UHS moves to provide hormone replacement therapy, LGBTQ students keep up the pressure

Katie Balevic

Editor’s Note: Some last names have been omitted out of respect for the privacy and safety of our sources. 

This fall, University Health Services will begin providing hormone replacement therapy, a service the LGBTQ community has long been pushing for.

While the service will initially only be available for patients already on HRT, UHS doctors hope providing hormone therapy will help them better serve their patients, said Melinda McMichael, interim chief medical officer at UHS.

“We want to make sure that when we do this, we do it correctly and that we provide the high quality services that we’re proud of providing to our students,” McMichael said. “We just want to do it right.”

HRT — the practice of using testosterone or estrogen hormones to alter one’s outward appearance to better match one’s gender identity — is a common step taken by transgender people to affirm their identity. While hormones can be prescribed by primary care physicians, they have not previously been available at UHS, a primary care clinic.

“Honestly there aren’t a lot of training programs for … physicians and other providers to learn how to do this,” McMichael said. “There’s a little bit of a learning curve.”

While McMichael said UHS doctors have attended conferences and hosted focus groups on how to properly administer medical services to transgender students, some students say prescribing these medications should not be that complicated.

Callum, a women’s and gender studies junior, said seeking HRT at other clinics can be frustrating because patients are put on waiting lists for months at a time — something Callum knows from personal experience.

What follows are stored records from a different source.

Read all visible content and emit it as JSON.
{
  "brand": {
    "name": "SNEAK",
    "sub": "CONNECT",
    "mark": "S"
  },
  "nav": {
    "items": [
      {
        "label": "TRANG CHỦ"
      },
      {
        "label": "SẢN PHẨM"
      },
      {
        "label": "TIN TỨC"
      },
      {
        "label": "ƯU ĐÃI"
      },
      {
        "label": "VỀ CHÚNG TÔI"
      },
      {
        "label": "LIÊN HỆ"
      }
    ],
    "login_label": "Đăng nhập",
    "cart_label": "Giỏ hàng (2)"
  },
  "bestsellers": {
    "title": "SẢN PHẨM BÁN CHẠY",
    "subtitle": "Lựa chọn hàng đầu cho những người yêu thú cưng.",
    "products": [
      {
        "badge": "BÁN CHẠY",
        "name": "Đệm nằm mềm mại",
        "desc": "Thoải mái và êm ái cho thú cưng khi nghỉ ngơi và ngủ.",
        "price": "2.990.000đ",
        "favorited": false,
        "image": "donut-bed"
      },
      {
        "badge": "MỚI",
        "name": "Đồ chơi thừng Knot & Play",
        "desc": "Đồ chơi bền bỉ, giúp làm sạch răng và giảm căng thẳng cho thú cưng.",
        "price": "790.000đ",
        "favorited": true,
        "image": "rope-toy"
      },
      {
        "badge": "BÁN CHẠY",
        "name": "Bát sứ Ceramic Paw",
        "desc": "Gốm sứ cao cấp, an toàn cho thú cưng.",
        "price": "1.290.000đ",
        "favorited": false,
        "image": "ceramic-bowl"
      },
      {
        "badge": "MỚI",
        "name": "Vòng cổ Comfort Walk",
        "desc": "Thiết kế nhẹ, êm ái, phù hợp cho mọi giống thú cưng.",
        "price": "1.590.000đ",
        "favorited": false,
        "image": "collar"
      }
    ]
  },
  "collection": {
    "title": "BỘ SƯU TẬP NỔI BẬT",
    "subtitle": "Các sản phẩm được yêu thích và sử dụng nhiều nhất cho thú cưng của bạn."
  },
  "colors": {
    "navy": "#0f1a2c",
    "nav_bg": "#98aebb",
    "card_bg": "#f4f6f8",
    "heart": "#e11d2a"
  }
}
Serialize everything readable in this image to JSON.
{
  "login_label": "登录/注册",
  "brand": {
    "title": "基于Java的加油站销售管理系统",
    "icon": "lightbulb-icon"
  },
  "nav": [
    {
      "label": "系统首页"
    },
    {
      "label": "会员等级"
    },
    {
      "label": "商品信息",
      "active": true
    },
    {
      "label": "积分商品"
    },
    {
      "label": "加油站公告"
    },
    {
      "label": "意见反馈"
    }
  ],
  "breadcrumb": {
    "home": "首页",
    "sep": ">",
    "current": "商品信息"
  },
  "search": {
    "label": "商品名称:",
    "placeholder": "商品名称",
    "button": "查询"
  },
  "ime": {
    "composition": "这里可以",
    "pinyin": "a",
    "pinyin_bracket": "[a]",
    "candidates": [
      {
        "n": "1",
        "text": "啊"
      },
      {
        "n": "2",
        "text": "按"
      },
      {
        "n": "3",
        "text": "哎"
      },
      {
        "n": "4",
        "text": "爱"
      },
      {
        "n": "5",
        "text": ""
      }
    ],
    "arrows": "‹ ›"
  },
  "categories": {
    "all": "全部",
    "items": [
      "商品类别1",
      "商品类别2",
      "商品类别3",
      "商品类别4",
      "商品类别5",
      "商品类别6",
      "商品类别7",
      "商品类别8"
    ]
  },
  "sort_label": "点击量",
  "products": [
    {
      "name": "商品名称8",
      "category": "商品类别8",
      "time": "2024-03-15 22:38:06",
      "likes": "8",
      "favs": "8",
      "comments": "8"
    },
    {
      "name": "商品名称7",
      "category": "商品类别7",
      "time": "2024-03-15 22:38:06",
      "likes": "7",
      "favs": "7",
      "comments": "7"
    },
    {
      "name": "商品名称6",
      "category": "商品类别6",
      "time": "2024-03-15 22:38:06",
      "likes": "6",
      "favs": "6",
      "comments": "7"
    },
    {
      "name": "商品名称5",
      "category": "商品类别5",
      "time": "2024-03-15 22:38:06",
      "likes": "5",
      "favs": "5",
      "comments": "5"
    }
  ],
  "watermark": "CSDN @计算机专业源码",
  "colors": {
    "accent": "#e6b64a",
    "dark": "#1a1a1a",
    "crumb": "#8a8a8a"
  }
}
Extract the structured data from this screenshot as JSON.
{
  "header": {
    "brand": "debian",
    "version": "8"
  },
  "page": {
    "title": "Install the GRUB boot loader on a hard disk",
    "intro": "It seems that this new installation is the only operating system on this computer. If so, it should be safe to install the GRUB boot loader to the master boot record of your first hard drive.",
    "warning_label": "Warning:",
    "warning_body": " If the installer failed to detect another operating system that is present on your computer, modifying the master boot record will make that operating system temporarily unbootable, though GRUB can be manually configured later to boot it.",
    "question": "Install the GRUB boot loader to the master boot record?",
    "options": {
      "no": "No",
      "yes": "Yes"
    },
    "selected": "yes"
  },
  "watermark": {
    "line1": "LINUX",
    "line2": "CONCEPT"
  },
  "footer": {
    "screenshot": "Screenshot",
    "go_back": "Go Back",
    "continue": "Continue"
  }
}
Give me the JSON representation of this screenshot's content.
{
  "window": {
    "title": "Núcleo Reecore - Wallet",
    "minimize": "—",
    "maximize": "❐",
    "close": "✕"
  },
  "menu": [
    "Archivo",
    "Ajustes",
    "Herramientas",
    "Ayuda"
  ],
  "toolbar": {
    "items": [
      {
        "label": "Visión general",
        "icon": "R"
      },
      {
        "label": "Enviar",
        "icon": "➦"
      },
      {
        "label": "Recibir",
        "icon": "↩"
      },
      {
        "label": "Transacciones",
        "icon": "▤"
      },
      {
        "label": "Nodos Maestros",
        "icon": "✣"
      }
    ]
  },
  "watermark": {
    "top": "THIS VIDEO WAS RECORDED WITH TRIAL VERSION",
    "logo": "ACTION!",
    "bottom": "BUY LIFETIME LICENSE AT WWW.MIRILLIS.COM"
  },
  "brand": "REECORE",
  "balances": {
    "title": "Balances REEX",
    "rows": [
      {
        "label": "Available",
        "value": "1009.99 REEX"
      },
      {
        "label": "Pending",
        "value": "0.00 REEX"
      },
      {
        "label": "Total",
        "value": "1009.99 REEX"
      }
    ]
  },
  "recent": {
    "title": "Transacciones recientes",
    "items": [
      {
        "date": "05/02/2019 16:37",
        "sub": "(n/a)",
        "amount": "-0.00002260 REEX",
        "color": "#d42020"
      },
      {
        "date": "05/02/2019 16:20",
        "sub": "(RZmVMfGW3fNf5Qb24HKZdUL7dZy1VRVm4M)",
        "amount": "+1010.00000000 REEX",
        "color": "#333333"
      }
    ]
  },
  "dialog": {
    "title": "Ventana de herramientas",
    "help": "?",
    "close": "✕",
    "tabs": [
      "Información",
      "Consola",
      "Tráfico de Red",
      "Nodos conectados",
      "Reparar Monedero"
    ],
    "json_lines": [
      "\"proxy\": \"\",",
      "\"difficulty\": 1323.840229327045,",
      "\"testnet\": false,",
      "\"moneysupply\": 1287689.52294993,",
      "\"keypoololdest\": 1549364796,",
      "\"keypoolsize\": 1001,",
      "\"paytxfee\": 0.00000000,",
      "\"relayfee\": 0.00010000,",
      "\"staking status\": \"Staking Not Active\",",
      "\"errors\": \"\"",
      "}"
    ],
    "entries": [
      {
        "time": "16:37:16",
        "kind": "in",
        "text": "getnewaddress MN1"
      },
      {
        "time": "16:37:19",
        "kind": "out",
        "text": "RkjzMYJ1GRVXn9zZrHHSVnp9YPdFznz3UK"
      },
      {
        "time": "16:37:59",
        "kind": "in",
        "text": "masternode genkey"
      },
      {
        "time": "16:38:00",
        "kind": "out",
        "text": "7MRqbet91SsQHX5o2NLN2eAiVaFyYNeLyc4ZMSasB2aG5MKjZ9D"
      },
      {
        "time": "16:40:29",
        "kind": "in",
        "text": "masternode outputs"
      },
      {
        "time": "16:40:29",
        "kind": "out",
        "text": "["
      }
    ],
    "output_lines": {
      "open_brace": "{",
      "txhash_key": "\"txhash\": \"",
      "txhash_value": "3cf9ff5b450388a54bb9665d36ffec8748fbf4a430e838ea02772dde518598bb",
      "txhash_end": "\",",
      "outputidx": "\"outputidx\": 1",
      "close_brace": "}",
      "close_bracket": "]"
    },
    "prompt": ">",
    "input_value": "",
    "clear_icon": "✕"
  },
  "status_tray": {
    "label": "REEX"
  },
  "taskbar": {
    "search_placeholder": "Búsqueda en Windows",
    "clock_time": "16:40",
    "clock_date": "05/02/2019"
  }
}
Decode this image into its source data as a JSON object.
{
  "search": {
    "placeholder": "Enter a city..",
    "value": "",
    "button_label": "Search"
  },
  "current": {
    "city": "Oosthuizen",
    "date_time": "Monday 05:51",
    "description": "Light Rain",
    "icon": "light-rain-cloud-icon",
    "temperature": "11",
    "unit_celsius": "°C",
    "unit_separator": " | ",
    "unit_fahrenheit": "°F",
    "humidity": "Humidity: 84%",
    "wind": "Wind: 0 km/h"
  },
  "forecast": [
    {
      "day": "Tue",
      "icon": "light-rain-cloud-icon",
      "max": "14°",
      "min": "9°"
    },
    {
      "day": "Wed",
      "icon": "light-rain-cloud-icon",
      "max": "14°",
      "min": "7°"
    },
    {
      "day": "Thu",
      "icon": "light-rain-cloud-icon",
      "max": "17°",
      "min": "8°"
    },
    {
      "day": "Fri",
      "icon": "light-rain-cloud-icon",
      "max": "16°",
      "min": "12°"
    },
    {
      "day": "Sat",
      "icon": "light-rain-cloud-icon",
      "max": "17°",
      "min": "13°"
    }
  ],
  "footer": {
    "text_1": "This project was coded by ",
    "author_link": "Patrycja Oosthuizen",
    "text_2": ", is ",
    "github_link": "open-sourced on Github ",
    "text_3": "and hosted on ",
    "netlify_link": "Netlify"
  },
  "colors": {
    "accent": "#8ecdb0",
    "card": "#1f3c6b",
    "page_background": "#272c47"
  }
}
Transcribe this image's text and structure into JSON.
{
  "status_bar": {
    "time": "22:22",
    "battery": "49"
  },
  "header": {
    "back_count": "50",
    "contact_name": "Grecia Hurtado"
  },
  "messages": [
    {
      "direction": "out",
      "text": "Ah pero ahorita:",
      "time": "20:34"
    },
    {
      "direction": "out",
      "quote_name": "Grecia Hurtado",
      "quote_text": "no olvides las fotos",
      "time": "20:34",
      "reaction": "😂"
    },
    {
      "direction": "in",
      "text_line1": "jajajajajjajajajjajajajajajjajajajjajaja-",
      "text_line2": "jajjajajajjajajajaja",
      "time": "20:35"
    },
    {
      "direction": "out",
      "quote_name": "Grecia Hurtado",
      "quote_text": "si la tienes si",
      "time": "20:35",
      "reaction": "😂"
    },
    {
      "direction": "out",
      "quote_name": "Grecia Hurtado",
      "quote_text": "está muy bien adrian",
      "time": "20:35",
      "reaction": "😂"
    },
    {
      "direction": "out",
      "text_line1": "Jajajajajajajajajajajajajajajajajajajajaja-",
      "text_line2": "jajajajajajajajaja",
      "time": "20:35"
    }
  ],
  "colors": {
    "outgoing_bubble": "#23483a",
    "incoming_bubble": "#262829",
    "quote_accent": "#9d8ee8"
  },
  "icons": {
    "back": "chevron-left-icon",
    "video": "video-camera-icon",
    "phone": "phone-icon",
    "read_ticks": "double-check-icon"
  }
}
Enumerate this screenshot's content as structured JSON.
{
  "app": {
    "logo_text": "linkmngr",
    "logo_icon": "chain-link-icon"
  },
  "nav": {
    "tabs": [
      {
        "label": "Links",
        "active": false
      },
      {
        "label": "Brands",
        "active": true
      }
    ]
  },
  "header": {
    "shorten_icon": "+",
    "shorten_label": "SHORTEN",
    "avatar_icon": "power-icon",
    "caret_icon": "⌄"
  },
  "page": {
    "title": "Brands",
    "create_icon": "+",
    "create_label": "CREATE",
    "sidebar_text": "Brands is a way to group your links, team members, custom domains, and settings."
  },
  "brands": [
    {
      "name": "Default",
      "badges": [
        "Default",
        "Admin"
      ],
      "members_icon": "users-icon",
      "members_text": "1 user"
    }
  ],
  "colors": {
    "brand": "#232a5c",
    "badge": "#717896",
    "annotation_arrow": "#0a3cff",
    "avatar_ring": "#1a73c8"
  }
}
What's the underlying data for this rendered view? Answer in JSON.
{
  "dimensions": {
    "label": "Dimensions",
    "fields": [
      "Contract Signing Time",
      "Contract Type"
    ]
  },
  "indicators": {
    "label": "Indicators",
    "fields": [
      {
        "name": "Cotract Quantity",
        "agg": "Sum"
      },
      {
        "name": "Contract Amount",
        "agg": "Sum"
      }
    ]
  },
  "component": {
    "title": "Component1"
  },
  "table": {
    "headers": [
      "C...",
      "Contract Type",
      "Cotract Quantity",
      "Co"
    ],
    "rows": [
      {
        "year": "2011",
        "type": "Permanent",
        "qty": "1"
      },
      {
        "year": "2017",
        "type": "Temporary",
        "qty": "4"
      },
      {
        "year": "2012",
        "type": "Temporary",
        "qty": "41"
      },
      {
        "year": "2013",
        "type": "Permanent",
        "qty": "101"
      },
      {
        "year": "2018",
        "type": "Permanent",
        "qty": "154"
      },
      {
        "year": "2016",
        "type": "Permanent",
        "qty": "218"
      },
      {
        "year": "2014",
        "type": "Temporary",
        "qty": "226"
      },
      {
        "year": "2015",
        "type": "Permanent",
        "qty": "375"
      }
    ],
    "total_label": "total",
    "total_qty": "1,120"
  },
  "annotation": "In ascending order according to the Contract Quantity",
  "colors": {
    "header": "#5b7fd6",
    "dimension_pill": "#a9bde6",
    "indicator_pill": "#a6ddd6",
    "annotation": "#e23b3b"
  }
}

Callum recently got on the waitlist at another clinic and anticipates months of waiting for an appointment.

“UHS is supposed to be there for students on campus (with) basic health care things, which should include HRT,” Callum said. “Since it doesn’t, that forces people to have to wait months to get care that is very dire. … You have to wait months to be on the waitlist (and) you have to wait months for your actual appointment when we have enough doctors that do general medicine at UHS that should be able to write a prescription.”

McMichael said three UHS physicians will be providing HRT in the fall, and eventually UHS plans to start prescribing hormones to new patients as they gain more experience.

While UHS is working to make sure the program initiates smoothly, George Short Schaertl, an electrical engineering graduate student, said she is frustrated that it has taken UHS so long fulfill what she sees as a basic health care need.

“I think they’re ready, and I’m pretty upset with them for the delay,” said Schaertl, who has been on HRT for three months from another provider. “I think one thing that is disappointing is the mentality that transgender health care is something exceptional or unusual, rather than within the scope of things you might expect to encounter in your medical practice.” 

The work UHS is doing is good, Schaertl said, but not enough.

“I’m very glad they realize this is a problem, and they’re taking steps to fix it,” Schaertl said. “I am worried that they may start taking any action and start to think that they’re doing enough.”